A 57-year-old male patient with an unknown medical history was brought into the emergency department after sustaining a gunshot (unknown caliber) wound to his left chest. The wound was allegedly self-inflicted, with the entry point at the left upper sternal border and the exit point near the tip of the left scapula. He was found unresponsive at home and was orotracheally intubated en route to the hospital. On initial examination, the patient had a temperature of 98.3°F, BP of 130/80 mm Hg, heart rate of 110 beats/min, and a ventilation rate of 16 breaths/min. Cardiopulmonary examination revealed the presence of bilateral breath sounds and a regular heart rhythm without any abnormal sounds. The skin was warm, dry, and without cyanosis or telangiectasias. There was no clubbing of the digits.
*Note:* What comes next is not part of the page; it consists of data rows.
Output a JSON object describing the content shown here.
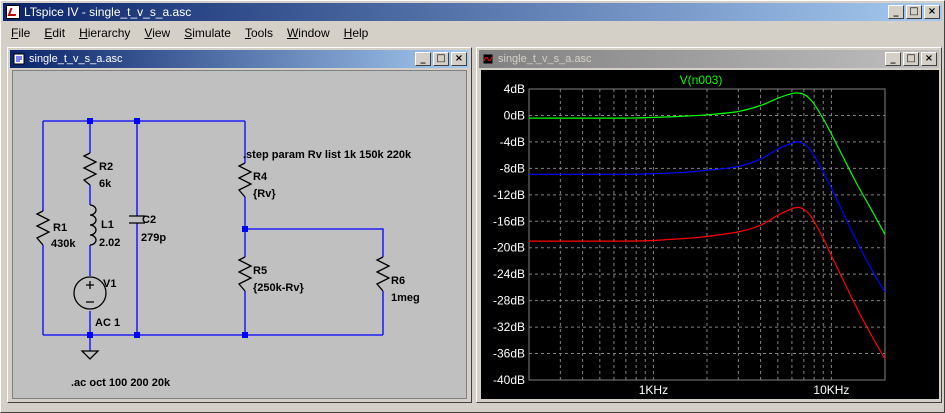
{
  "app": {
    "title": "LTspice IV - single_t_v_s_a.asc",
    "window_buttons": [
      "_",
      "□",
      "×"
    ]
  },
  "menu": {
    "items": [
      {
        "label": "File",
        "accel": "F",
        "rest": "ile"
      },
      {
        "label": "Edit",
        "accel": "E",
        "rest": "dit"
      },
      {
        "label": "Hierarchy",
        "accel": "H",
        "rest": "ierarchy"
      },
      {
        "label": "View",
        "accel": "V",
        "rest": "iew"
      },
      {
        "label": "Simulate",
        "accel": "S",
        "rest": "imulate"
      },
      {
        "label": "Tools",
        "accel": "T",
        "rest": "ools"
      },
      {
        "label": "Window",
        "accel": "W",
        "rest": "indow"
      },
      {
        "label": "Help",
        "accel": "H",
        "rest": "elp"
      }
    ]
  },
  "schematic": {
    "window_title": "single_t_v_s_a.asc",
    "directive_step": ".step param Rv list 1k 150k 220k",
    "directive_ac": ".ac oct 100 200 20k",
    "components": {
      "r1": {
        "name": "R1",
        "value": "430k"
      },
      "r2": {
        "name": "R2",
        "value": "6k"
      },
      "l1": {
        "name": "L1",
        "value": "2.02"
      },
      "c2": {
        "name": "C2",
        "value": "279p"
      },
      "v1": {
        "name": "V1",
        "value": "AC 1"
      },
      "r4": {
        "name": "R4",
        "value": "{Rv}"
      },
      "r5": {
        "name": "R5",
        "value": "{250k-Rv}"
      },
      "r6": {
        "name": "R6",
        "value": "1meg"
      }
    },
    "colors": {
      "wire": "#0000ff",
      "component": "#000000",
      "node": "#0000ff",
      "background": "#c0c0c0"
    }
  },
  "waveform": {
    "window_title": "single_t_v_s_a.asc",
    "trace_label": "V(n003)",
    "colors": {
      "background": "#000000",
      "grid": "#808080",
      "axis_text": "#ffffff",
      "label": "#00ff00"
    }
  },
  "chart_data": {
    "type": "line",
    "title": "V(n003)",
    "x_scale": "log",
    "xlim": [
      200,
      20000
    ],
    "ylim": [
      -40,
      4
    ],
    "y_ticks": [
      4,
      0,
      -4,
      -8,
      -12,
      -16,
      -20,
      -24,
      -28,
      -32,
      -36,
      -40
    ],
    "y_tick_labels": [
      "4dB",
      "0dB",
      "-4dB",
      "-8dB",
      "-12dB",
      "-16dB",
      "-20dB",
      "-24dB",
      "-28dB",
      "-32dB",
      "-36dB",
      "-40dB"
    ],
    "x_ticks": [
      1000,
      10000
    ],
    "x_tick_labels": [
      "1KHz",
      "10KHz"
    ],
    "grid": true,
    "series": [
      {
        "color": "#00ff00",
        "x": [
          200,
          400,
          700,
          1000,
          1500,
          2000,
          3000,
          4000,
          5000,
          6000,
          6500,
          7000,
          7500,
          8000,
          9000,
          10000,
          12000,
          14000,
          17000,
          20000
        ],
        "y": [
          -0.4,
          -0.4,
          -0.4,
          -0.3,
          -0.1,
          0.1,
          0.6,
          1.5,
          2.6,
          3.3,
          3.4,
          3.2,
          2.6,
          1.7,
          -0.5,
          -2.8,
          -7.0,
          -10.5,
          -14.5,
          -18.0
        ]
      },
      {
        "color": "#0000ff",
        "x": [
          200,
          400,
          700,
          1000,
          1500,
          2000,
          3000,
          4000,
          5000,
          6000,
          6500,
          7000,
          7500,
          8000,
          9000,
          10000,
          12000,
          14000,
          17000,
          20000
        ],
        "y": [
          -8.9,
          -8.9,
          -8.9,
          -8.8,
          -8.6,
          -8.3,
          -7.7,
          -6.6,
          -5.1,
          -4.2,
          -4.0,
          -4.3,
          -5.0,
          -6.1,
          -8.6,
          -11.0,
          -15.5,
          -19.2,
          -23.5,
          -26.7
        ]
      },
      {
        "color": "#ff0000",
        "x": [
          200,
          400,
          700,
          1000,
          1500,
          2000,
          3000,
          4000,
          5000,
          6000,
          6500,
          7000,
          7500,
          8000,
          9000,
          10000,
          12000,
          14000,
          17000,
          20000
        ],
        "y": [
          -19.0,
          -19.0,
          -19.0,
          -18.9,
          -18.6,
          -18.3,
          -17.6,
          -16.6,
          -15.1,
          -14.1,
          -13.9,
          -14.2,
          -14.9,
          -16.0,
          -18.6,
          -21.2,
          -25.6,
          -29.3,
          -33.5,
          -36.8
        ]
      }
    ]
  }
}
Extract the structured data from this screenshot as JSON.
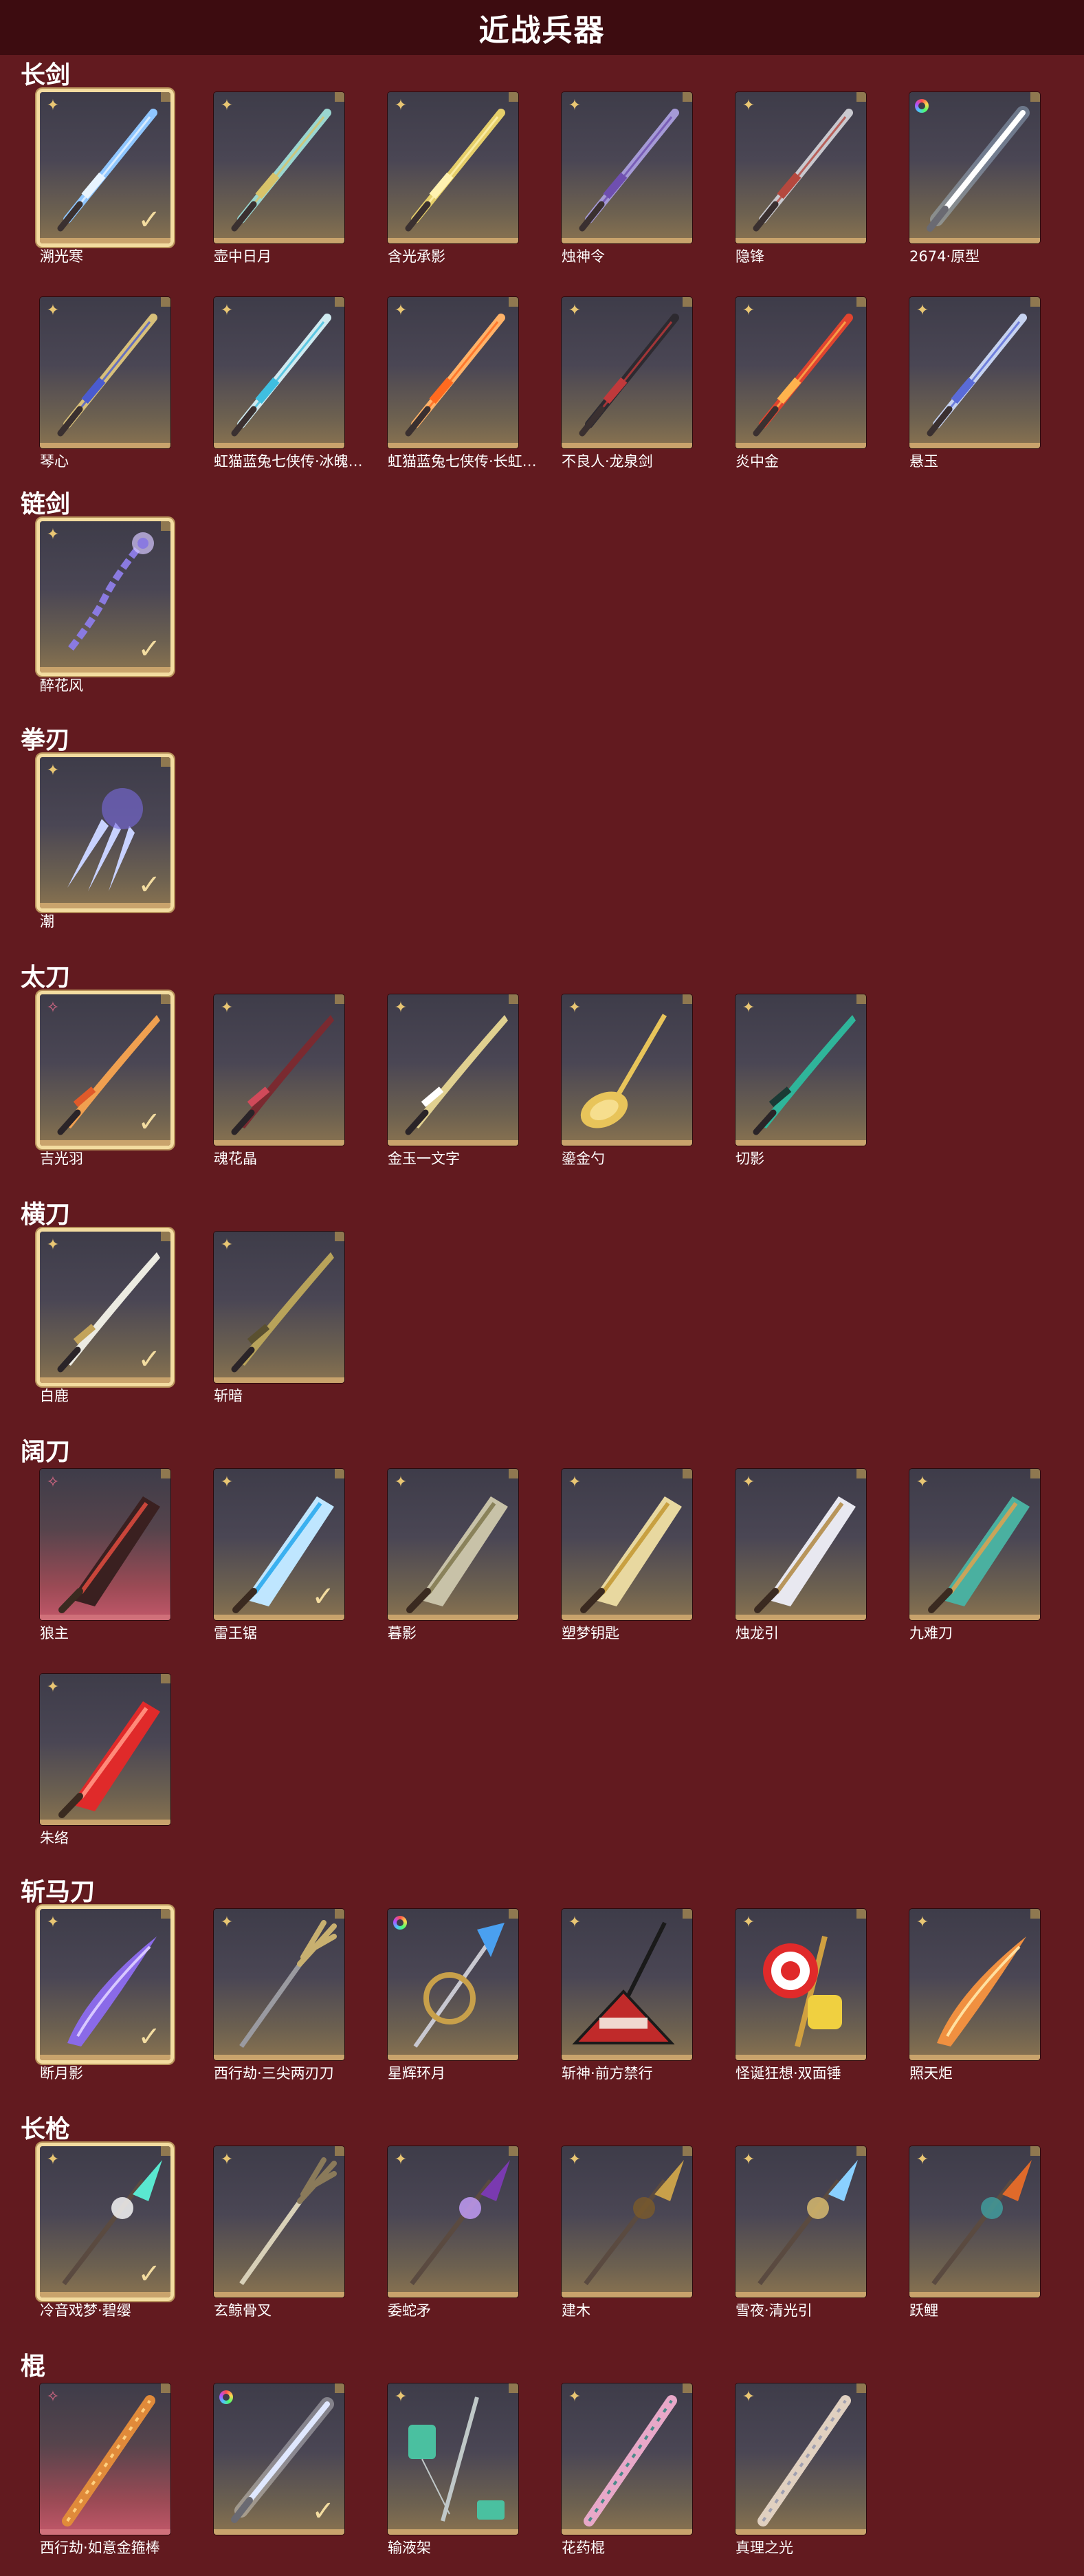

The CBC count was notable for a WBC count of 37,000 cells/μL (neutrophils, 77%; bands, 4%) and a hemoglobin concentration of 10.5 g/dL, with an hematocrit of 31%. The total creatine kinase concentration was 266 U/L (normal range, 0 to 160 U/L), with an MB fraction of 32 U/L (normal range, 0 to 24 U/L) and a creatine kinase index of 12.0 (normal range, 0 to 6). The troponin-I level was 35 ng/mL (normal range, 0.0 to 1.9). Arterial blood gas measurements revealed a pH of 7.32, a Pco2 of 39 mm Hg, a Po2 of 53 mm Hg, and an O2 saturation of 88% on a fraction of inspired oxygen of 100% delivered by mechanical ventilation with no positive end-expiratory pressure. An ECG showed sinus tachycardia, left atrial enlargement, incomplete right bundle-branch block and poor R-wave progression. The results of an emergency department TTE, performed to rule out cardiac trauma, were unremarkable, except for a hyperdynamic left ventricle. No wall motion abnormality or pericardial effusion were noted. A chest radiograph showed a left-sided infiltrate without cardiomegaly (Fig 1
, left, A).